I thought it would be wise to deal with the one on my right first, so he wouldn’t get any funny ideas. Throwing a few stones didn’t make him run away, but he was thinking twice at least. Same thing to the aggressive monsters on my left.
A bit west of Serpa I cross the Guadiana river again. The wind is so strong it almost blows you off the bridge. The weather has deteriorated and I take a room in the ‘Residencial Serpinia’ in Serpa.
Good room, great breakfast, very friendly reception. The town is worth the small detour.
After Moura, my route goes to the river Ardila. Near the village Santo Amador, I’m supposed to wade through the river. This might be possible at certain times of the year, but definitely not today. It’s a deep river with a strong current. I find a nice place to camp near the river. The detour towards the next bridge is for tomorrow.

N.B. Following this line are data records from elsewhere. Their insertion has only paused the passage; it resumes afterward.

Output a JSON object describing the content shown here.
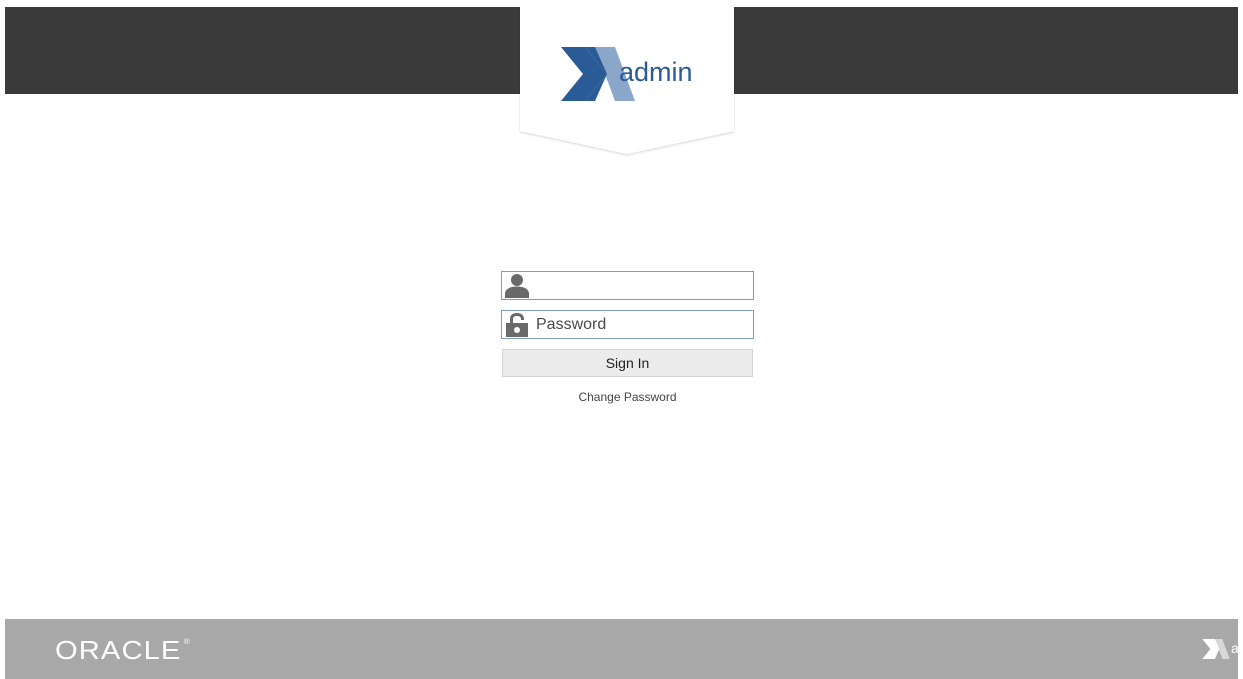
{
  "header": {
    "brand_text": "admin",
    "colors": {
      "bar": "#3a3a3a",
      "brand_dark_blue": "#2a5b96",
      "brand_light_blue": "#8aa7c9"
    }
  },
  "login": {
    "username": {
      "placeholder": "",
      "value": "",
      "icon": "user-icon"
    },
    "password": {
      "placeholder": "Password",
      "value": "",
      "icon": "lock-icon"
    },
    "signin_label": "Sign In",
    "change_password_label": "Change Password"
  },
  "footer": {
    "oracle_logo_text": "ORACLE",
    "oracle_registered_mark": "®",
    "brand_text": "admin",
    "colors": {
      "bar": "#a8a8a8"
    }
  }
}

The Portugese made one of the largest dams of Western Europe in the Guadiana river creating an artificial lake of 250 square kilometers. Wikipedia learns you the dam was completed in 2002 and its reservoir reached the full level, for the first time, in 2010 only.
Other interesting places I visited on my way north were Monsaraz (steep climb to get there !), Juromenha (nice castle) and especially Elvas (gigantic aquaduct).
From Elvas, I drove back into Spain for a loop of Extremadura region.
Distance: 693 km
Average km per cycling day: 43,31 km (I went slooow along the coast 🙂 )
Altimeter: 9241 m
Nights slept inside: 1
Nights slept outside: 15 (of which 14 wild camping)
Flat tires: 1
Broken chain: 1
My gps track can be downloaded from Wikiloc